Despite its relative infancy, the crowded mobile healthcare app market features a handful of well-established veterans and a plethora of newcomers scrambling for visibility and traction among consumers and medical professionals. The market includes more than 100,000 apps, according toResearch2Guidance — and the flood of new entrants shows no sign of easing, says Ralf-Gordon Jahns, founder of the Berlin-based research firm, in an interview.
“Mobile technology is truly revolutionizing the future of healthcare, and mobile apps in particular have played an important role in improving communication between physicians and patients, increasing adherence to medical prescriptions, helping patients locate good doctors and pharmacies, and encouraging preventative measures,” says Jeff Holleran, senior director of Enterprise Product Strategy at BlackBerry. “Both doctors and patients are finding that mobile apps can provide a fast and efficient way to stay in touch and exchange information. Providers are leveraging apps so that they can respond quicker and share data faster. On the consumer side, mobile apps are growing in popularity as people become increasingly more conscious about their health and well-being.”
Although some apps have a clear lead in categories such as running, fitness, and nutrition, that hasn’t stopped new contenders from releasing their own offerings. They may offer a new perspective — anything from being chased by zombies to focusing on strength training for women — or target a specific group of often neglected users, such as owners of BlackBerry or Windows mobile devices.
Health tracker Nudge, for example, recently moved away from Web-based apps in order to focus all its resources on mobile health apps.
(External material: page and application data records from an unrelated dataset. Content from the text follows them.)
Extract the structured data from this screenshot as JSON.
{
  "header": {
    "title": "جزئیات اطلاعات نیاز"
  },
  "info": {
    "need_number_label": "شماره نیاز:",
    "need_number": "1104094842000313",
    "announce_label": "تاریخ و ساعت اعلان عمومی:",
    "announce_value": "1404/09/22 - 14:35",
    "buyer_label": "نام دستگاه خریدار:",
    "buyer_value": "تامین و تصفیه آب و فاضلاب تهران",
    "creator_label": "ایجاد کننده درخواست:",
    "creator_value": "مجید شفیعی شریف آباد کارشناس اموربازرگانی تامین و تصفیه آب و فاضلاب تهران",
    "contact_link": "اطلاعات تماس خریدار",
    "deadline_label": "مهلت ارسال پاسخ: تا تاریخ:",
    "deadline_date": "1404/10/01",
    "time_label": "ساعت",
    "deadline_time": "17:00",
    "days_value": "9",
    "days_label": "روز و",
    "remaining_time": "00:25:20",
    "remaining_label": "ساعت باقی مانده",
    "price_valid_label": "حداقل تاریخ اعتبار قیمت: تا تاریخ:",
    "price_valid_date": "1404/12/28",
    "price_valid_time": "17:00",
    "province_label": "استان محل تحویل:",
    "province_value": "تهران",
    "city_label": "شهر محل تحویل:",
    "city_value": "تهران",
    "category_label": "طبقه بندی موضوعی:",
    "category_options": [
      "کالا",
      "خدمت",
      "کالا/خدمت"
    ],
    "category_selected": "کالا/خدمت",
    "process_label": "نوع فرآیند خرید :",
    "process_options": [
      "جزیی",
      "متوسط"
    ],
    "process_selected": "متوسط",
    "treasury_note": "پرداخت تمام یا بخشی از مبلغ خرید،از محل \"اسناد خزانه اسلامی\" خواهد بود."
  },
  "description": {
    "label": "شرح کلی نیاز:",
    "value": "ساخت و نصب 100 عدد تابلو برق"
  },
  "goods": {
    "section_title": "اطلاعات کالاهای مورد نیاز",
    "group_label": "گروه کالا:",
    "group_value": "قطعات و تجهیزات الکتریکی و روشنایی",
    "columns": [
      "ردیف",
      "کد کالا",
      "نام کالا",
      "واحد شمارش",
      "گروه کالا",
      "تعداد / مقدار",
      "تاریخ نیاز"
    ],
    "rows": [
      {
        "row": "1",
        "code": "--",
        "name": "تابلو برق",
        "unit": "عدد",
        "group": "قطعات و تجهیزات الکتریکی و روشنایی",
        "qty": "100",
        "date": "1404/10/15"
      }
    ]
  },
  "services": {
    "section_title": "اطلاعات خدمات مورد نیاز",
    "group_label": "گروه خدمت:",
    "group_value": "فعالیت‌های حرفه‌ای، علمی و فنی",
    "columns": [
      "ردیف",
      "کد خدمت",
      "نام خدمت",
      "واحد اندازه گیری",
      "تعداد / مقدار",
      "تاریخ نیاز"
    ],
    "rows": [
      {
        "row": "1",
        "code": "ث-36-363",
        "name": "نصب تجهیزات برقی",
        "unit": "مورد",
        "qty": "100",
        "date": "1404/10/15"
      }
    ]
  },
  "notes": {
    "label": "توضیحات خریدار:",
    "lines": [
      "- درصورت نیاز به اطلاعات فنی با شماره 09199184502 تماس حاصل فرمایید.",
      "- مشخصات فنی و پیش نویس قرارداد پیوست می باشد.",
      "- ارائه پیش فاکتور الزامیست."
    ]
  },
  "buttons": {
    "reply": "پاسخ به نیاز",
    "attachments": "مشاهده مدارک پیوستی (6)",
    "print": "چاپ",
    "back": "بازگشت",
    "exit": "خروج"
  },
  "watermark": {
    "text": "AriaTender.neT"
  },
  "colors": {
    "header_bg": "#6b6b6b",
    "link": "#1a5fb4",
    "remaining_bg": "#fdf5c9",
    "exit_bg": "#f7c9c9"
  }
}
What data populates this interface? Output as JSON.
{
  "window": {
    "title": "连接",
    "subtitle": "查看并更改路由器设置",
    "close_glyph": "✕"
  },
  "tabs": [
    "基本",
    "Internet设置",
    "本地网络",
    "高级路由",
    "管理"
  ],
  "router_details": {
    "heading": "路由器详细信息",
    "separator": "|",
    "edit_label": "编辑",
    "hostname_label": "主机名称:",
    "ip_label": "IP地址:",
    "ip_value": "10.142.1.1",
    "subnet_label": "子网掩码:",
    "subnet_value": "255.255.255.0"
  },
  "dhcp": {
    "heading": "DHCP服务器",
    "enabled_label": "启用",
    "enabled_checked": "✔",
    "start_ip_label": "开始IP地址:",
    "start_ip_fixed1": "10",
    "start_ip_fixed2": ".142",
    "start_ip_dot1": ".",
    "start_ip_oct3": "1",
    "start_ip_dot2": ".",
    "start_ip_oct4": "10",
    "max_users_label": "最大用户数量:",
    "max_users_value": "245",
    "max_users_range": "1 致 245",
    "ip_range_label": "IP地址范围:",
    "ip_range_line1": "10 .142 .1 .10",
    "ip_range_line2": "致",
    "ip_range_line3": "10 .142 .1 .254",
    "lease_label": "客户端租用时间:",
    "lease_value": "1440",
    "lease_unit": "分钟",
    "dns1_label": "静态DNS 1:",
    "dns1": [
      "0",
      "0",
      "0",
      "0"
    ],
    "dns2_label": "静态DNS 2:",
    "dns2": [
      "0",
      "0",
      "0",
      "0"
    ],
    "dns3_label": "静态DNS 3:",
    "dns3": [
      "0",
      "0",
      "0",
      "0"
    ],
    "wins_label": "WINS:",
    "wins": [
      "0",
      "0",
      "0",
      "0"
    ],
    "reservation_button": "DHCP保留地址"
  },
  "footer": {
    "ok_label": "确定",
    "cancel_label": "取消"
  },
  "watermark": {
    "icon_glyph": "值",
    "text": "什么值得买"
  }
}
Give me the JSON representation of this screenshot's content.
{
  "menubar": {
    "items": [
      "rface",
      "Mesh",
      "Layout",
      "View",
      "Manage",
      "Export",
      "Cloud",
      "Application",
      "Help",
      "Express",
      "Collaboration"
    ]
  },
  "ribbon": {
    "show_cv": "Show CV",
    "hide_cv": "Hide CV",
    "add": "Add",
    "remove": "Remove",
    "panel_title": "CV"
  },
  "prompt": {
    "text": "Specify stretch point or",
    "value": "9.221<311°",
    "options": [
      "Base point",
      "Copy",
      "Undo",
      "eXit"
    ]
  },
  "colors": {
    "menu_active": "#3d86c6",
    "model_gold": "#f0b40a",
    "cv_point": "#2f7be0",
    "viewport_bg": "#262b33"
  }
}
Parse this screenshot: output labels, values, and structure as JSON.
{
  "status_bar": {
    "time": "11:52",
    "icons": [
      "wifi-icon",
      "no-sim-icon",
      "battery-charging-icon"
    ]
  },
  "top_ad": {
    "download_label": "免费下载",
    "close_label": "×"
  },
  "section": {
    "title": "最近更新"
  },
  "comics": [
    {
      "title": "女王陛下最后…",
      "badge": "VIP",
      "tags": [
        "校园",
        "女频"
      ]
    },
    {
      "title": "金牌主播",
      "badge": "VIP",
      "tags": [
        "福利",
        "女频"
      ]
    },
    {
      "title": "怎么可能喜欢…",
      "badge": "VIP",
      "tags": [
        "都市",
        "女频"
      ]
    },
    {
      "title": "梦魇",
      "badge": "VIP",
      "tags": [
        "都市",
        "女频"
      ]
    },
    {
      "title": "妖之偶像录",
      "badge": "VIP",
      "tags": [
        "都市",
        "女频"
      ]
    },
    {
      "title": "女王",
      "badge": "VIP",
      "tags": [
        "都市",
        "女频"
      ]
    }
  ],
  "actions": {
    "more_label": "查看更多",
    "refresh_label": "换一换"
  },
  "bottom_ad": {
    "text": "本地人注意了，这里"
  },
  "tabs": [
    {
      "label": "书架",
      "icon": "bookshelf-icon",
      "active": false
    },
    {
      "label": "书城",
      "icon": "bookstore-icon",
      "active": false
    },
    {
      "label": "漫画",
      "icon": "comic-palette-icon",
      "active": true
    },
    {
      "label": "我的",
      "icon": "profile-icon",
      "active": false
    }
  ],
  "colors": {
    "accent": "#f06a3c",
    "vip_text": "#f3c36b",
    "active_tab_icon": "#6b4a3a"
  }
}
The developer created an algorithm based on recommendations from the US Department of Agriculture, the US Centers for Disease Control and Prevention, and the World Health Organization, and applied research from an internal team of health professionals to index data input by users, says Phil Beene, co-founder, in an email.
“This means that no matter what apps, trackers, or wearables a person is using, they can compare an indexed score, called the Nudge Factor, to friends and other users on the app,” added Mac Gambill, co-founder of Nudge, in an email. “By tracking dietary intake, hydration, exercise, and sleep duration, as well as syncing with the leading apps and wearables, Nudge is becoming the principal curator and indexer of the best health and fitness apps on the market.”
New and existing developers fit into six general categories, Research2Guidance found. They include:
1. Established healthcare players — such as pharmaceutical, insurance, and healthcare companies — which represent about 3.4% of app publishers. Usually larger organizations, they typically publish many mHealth apps but have a below-average reach in terms of downloads.
2. App specialists are generally smaller developers that entered mHealth to leverage their software expertise. Although they usually have a small share of medical expertise in-house, they account for 14% of the mHealth app publisher community.
3. Helpers, which represent 32% of this space, are small companies that want to help others. Revenue is secondary, and could be one reason 61% had fewer than 5,000 downloads in 2013.
4. Medical specialists use their expertise to develop mobile apps and claim one fifth of the market. This group had the largest number of companies that earned more than $1 million from their mHealth apps last year.
5. Fitness specialists joined the market to earn money, and they account for 10% of this space. Often they connect to medical databases and sensors and use app development tools.
6. Connectors create value-rich apps that integrate with other apps, sensors, and databases, enabling them to generate the highest average revenue. They account for 18% of the mHealth developer community.
Combined, mHealth apps will be worth about $26 billion by 2017 — but that’s just the beginning of mobile apps’ impact on the vast healthcare market, estimated at $6 trillion, Jahns says.
“The $26 billion is the tip of the iceberg. The huge potential is: ‘Do apps allow [the healthcare industry] to save costs, for example, hospitals to send out patients earlier so they can use the beds for somebody else? Or do they reduce the amount of doctor visits?’ The true potential is reducing costs and making the healthcare market more efficient,” he says.
Of course, consumers might argue their goal is losing weight, eating healthier, monitoring medications, or protecting themselves from bugs. In that case, check out some newer mHealth apps on the market and let us know what you think. Which new health and fitness apps would you add to the list? Which ones would you remove? Tell us in the comments.